▶ _Exercise material_
-------
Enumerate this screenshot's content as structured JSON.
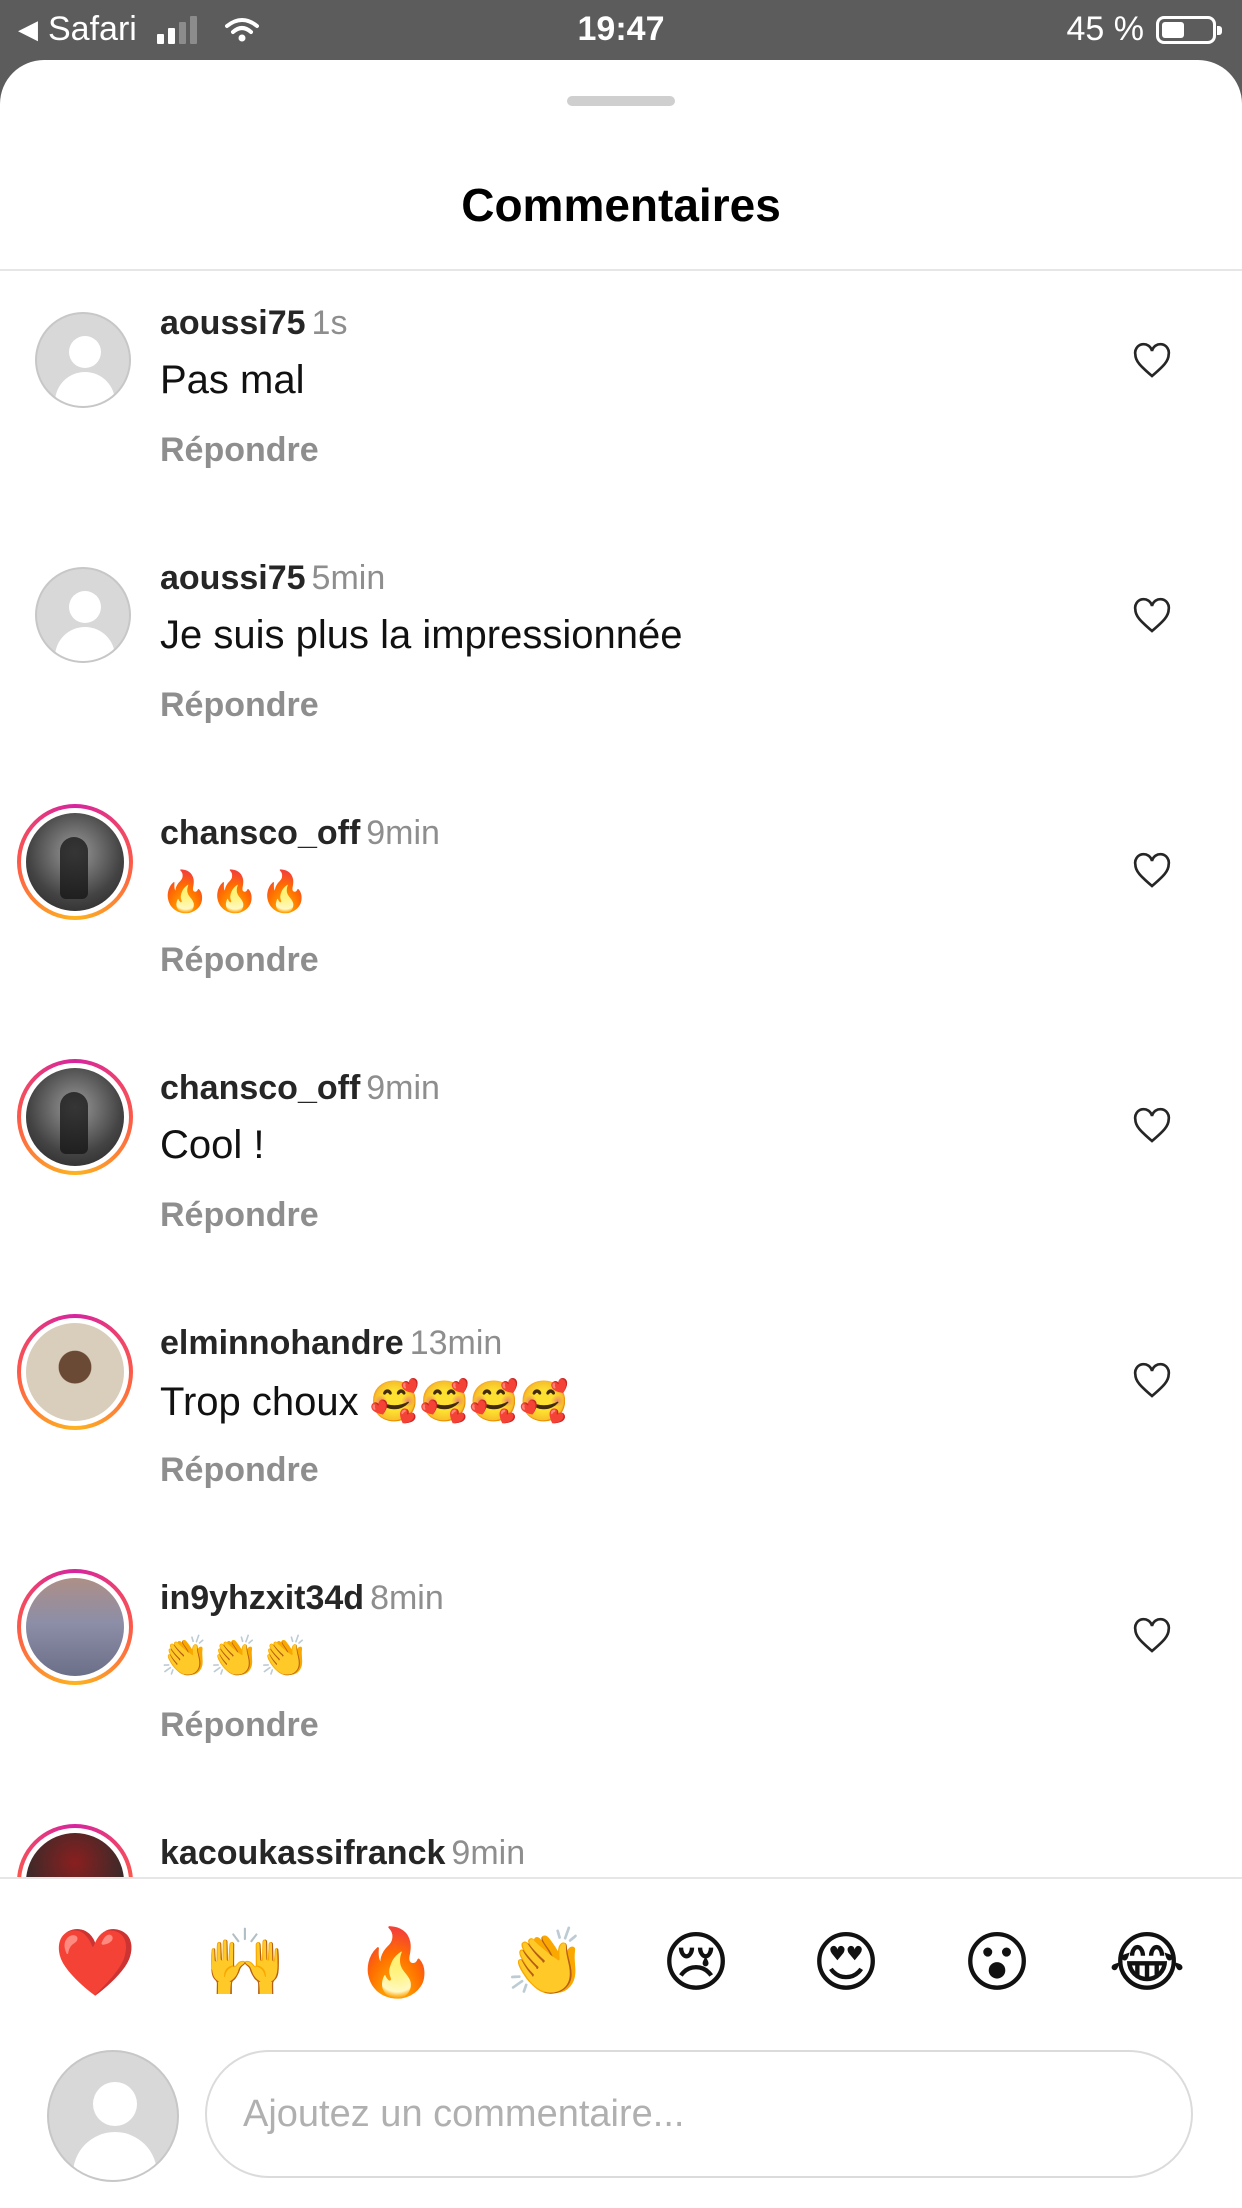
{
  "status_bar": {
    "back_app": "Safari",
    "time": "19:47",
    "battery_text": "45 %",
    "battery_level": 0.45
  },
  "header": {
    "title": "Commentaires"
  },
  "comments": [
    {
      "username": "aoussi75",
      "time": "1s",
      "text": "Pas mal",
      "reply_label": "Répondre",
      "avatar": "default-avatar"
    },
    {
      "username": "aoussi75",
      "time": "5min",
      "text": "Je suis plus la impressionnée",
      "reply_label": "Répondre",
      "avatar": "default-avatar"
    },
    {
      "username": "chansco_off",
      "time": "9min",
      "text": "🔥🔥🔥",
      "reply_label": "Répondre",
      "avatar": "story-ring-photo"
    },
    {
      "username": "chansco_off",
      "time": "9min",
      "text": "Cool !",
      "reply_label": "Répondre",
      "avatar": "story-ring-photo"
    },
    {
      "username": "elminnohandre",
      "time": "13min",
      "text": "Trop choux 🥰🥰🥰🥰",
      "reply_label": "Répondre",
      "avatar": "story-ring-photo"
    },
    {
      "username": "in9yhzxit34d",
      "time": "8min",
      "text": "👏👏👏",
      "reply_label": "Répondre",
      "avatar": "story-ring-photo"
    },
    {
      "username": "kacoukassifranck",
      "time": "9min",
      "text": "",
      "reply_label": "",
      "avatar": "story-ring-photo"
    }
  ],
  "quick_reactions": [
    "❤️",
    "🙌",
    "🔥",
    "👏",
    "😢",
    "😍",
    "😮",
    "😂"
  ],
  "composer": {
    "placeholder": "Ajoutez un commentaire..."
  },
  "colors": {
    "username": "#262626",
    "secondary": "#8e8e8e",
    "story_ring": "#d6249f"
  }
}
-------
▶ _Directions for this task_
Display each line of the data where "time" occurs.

▶ _Answer to this exercise_
    "time": "19:47",
      "time": "1s",
      "time": "5min",
      "time": "9min",
      "time": "9min",
      "time": "13min",
      "time": "8min",
      "time": "9min",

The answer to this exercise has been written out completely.